By: Christie Dreise
This past month, MOA was provided the opportunity to acquire a new artwork collection which includes two artworks by renowned artist Norval Morrisseau: Discipline and Shaman Motifs Mohawk Clan (1975).
Discipline, a colourful serigraph, depicts two larger than life faces in profile nose to nose, almost touching each other in an intense confrontation. Shaman Motifs Mohawk Clan (1975), an original acrylic painting, reveals a unique figure from the waist up filling the entire canvas. He is an intense, bright, and engaging presence. Read more
Many objects in a museum collection require conservation treatment to extend their longevity and First Nations basketry is no exception. Treating baskets requires multiple steps, but the general philosophy is simple: reduce the effects of damage by using a controlled, documented, and reversible way.
The first step of conversation is documentation. Once this is complete, it is time to treat the basket. Conservators consider a lot during the treatment of an object including; fragility, materials, and the object’s continuing health. The first round of cleaning is usually ‘dry’ cleaning. This includes brushing surface dust and debris from the object, as well as using cosmetic sponges to remove adhered dirt or accretions from the surface. Dry cleaning is an effective way to gently remove most of the dirt and dust from an object without being aggressive or invasive (because causing extra damage to the object only means more work later). In my experience with the basketry collection at the MOA, most require dry cleaning only. Read more
Parents, the weather is slowly turning dark and grey. The opportunities for outdoor play, becoming harder to find. That’s why we’re sharing Archaeology Activities that you can do at home. Read on, download the tools and have fun with your adventurer.
Keeping kids entertained on rainy days can be difficult. Why not engage them in fun, educational activities, which can be done with only a few materials and simple instructions? Here are just two of the many activities you can do with your little ones that will keep them engaged and teach them about archaeology! Read more
As part of our programs, we encouraged University students to contribute to our blog, based on what they were learning. In this week’s guest blog, Elizabeth McConkey. then a student in Western’s ANTHRO 2261 – Adventures in Pop Culture Archaeology, covered Kathleen Kenyon, an Archaeologist we would all benefit from knowing better.
Kathleen Kenyon, Archaeologist

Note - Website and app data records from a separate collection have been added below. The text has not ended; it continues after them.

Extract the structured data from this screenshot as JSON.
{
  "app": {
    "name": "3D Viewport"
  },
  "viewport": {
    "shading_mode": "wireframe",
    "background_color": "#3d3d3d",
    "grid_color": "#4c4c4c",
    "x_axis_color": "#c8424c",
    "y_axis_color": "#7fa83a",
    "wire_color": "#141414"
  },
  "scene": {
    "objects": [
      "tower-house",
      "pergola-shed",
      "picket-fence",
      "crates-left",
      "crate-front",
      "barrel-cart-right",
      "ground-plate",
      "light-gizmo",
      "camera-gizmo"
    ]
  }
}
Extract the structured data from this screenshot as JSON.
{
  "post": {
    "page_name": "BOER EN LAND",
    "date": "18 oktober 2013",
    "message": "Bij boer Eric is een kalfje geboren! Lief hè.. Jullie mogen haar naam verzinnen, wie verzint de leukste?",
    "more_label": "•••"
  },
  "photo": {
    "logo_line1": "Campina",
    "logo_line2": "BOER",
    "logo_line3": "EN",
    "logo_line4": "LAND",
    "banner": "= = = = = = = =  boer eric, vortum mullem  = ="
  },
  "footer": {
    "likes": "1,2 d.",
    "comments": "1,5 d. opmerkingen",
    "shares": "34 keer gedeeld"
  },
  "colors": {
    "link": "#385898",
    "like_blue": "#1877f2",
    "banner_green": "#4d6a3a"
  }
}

Indiana Jones is one of the most well known movie franchises of all time. In the first installment of the series, with the Nazis hot on his trail, Indiana Jones equipped with his whip, shotgun, satchel and fedora sets out to uncover arguably the most significant archaeological find in all of history, the Ark of the Covenant. Despite having an affiliation with a museum and university, Indiana adds some unconventional aspects to the archaeologist’s job description. Such criteria include gun fighting and hand to hand combat. Despite the image that popular culture provides, the truth is that real archaeologists are quite different from Harrison Ford’s character. For example, British archaeologist Dame Kathleen Kenyon could not seem further from this portrayal of an archaeologist. Kenyon was a significant British archaeologist in the 20th century, taking part in excavations all over the world. She might not have been involved in gun fighting and car chases, but her career was nothing short of extraordinary. Read more